- TASK ITEM -
Among the lines below, return each one that contains the word "Visa".

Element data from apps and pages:
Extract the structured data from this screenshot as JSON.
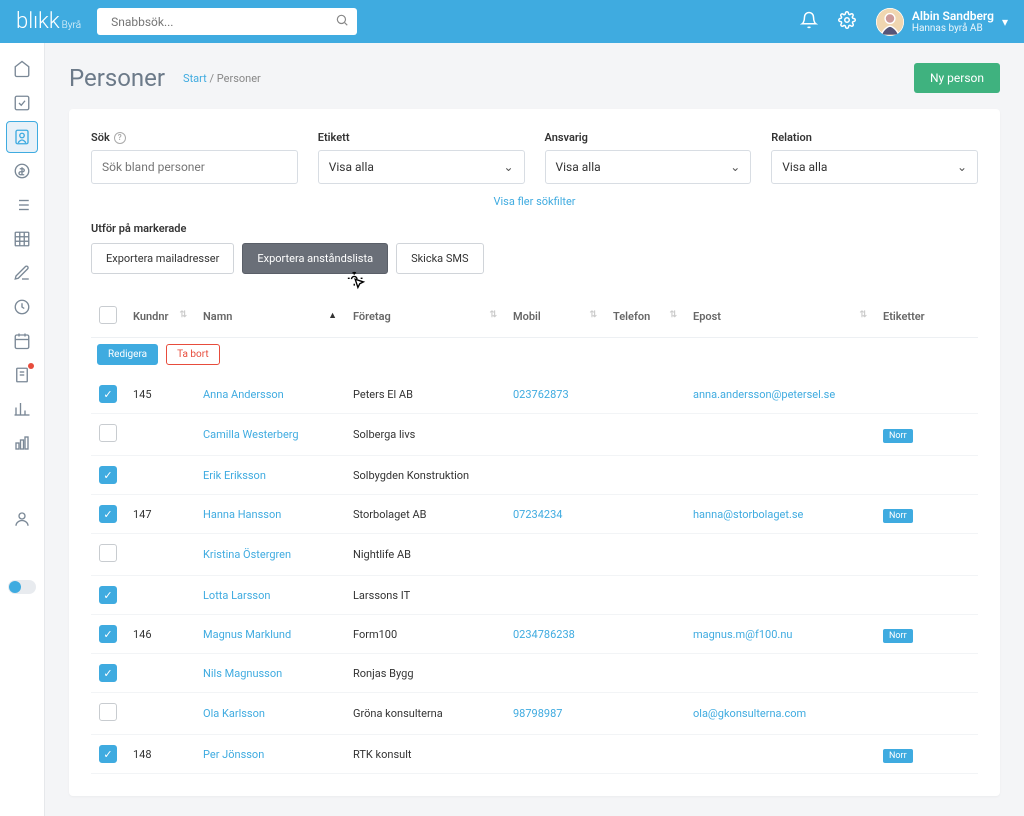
{
  "topbar": {
    "logo_main": "blıkk",
    "logo_sub": "Byrå",
    "search_placeholder": "Snabbsök...",
    "user_name": "Albin Sandberg",
    "user_org": "Hannas byrå AB"
  },
  "page": {
    "title": "Personer",
    "crumb_start": "Start",
    "crumb_sep": " / ",
    "crumb_current": "Personer",
    "new_btn": "Ny person"
  },
  "filters": {
    "sok_label": "Sök",
    "sok_placeholder": "Sök bland personer",
    "etikett_label": "Etikett",
    "etikett_value": "Visa alla",
    "ansvarig_label": "Ansvarig",
    "ansvarig_value": "Visa alla",
    "relation_label": "Relation",
    "relation_value": "Visa alla",
    "more_link": "Visa fler sökfilter"
  },
  "actions": {
    "label": "Utför på markerade",
    "export_email": "Exportera mailadresser",
    "export_anstand": "Exportera anståndslista",
    "send_sms": "Skicka SMS"
  },
  "row_actions": {
    "edit": "Redigera",
    "delete": "Ta bort"
  },
  "columns": {
    "kundnr": "Kundnr",
    "namn": "Namn",
    "foretag": "Företag",
    "mobil": "Mobil",
    "telefon": "Telefon",
    "epost": "Epost",
    "etiketter": "Etiketter"
  },
  "rows": [
    {
      "checked": true,
      "kundnr": "145",
      "namn": "Anna Andersson",
      "foretag": "Peters El AB",
      "mobil": "023762873",
      "telefon": "",
      "epost": "anna.andersson@petersel.se",
      "etikett": ""
    },
    {
      "checked": false,
      "kundnr": "",
      "namn": "Camilla Westerberg",
      "foretag": "Solberga livs",
      "mobil": "",
      "telefon": "",
      "epost": "",
      "etikett": "Norr"
    },
    {
      "checked": true,
      "kundnr": "",
      "namn": "Erik Eriksson",
      "foretag": "Solbygden Konstruktion",
      "mobil": "",
      "telefon": "",
      "epost": "",
      "etikett": ""
    },
    {
      "checked": true,
      "kundnr": "147",
      "namn": "Hanna Hansson",
      "foretag": "Storbolaget AB",
      "mobil": "07234234",
      "telefon": "",
      "epost": "hanna@storbolaget.se",
      "etikett": "Norr"
    },
    {
      "checked": false,
      "kundnr": "",
      "namn": "Kristina Östergren",
      "foretag": "Nightlife AB",
      "mobil": "",
      "telefon": "",
      "epost": "",
      "etikett": ""
    },
    {
      "checked": true,
      "kundnr": "",
      "namn": "Lotta Larsson",
      "foretag": "Larssons IT",
      "mobil": "",
      "telefon": "",
      "epost": "",
      "etikett": ""
    },
    {
      "checked": true,
      "kundnr": "146",
      "namn": "Magnus Marklund",
      "foretag": "Form100",
      "mobil": "0234786238",
      "telefon": "",
      "epost": "magnus.m@f100.nu",
      "etikett": "Norr"
    },
    {
      "checked": true,
      "kundnr": "",
      "namn": "Nils Magnusson",
      "foretag": "Ronjas Bygg",
      "mobil": "",
      "telefon": "",
      "epost": "",
      "etikett": ""
    },
    {
      "checked": false,
      "kundnr": "",
      "namn": "Ola Karlsson",
      "foretag": "Gröna konsulterna",
      "mobil": "98798987",
      "telefon": "",
      "epost": "ola@gkonsulterna.com",
      "etikett": ""
    },
    {
      "checked": true,
      "kundnr": "148",
      "namn": "Per Jönsson",
      "foretag": "RTK konsult",
      "mobil": "",
      "telefon": "",
      "epost": "",
      "etikett": "Norr"
    }
  ]
}
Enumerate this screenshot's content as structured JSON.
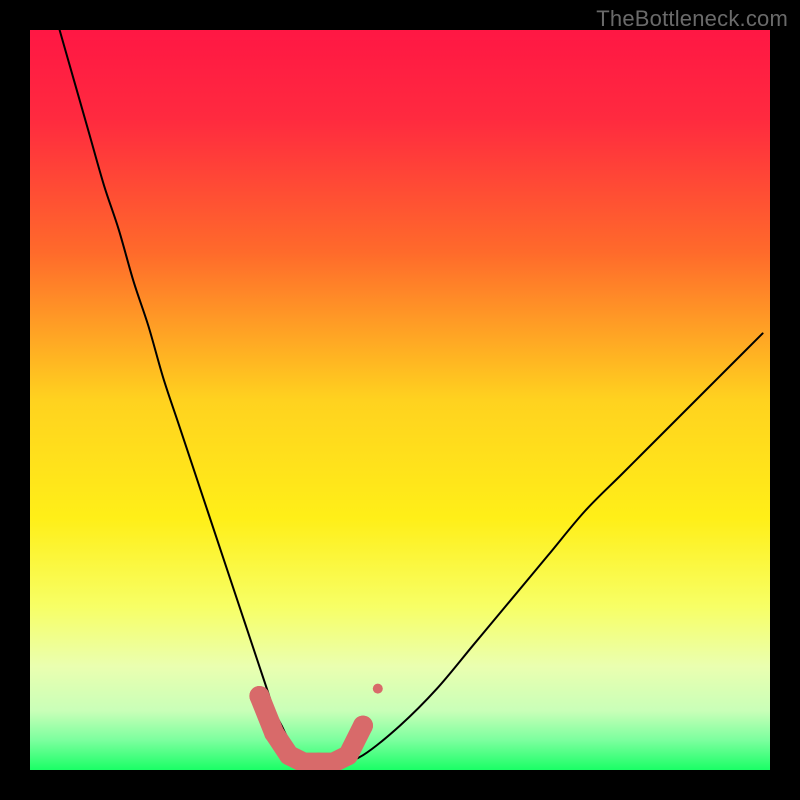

- ANSWER FOR THE TASK -
    "etikett_value": "Visa alla",
    "ansvarig_value": "Visa alla",
    "relation_value": "Visa alla",
    "more_link": "Visa fler sökfilter"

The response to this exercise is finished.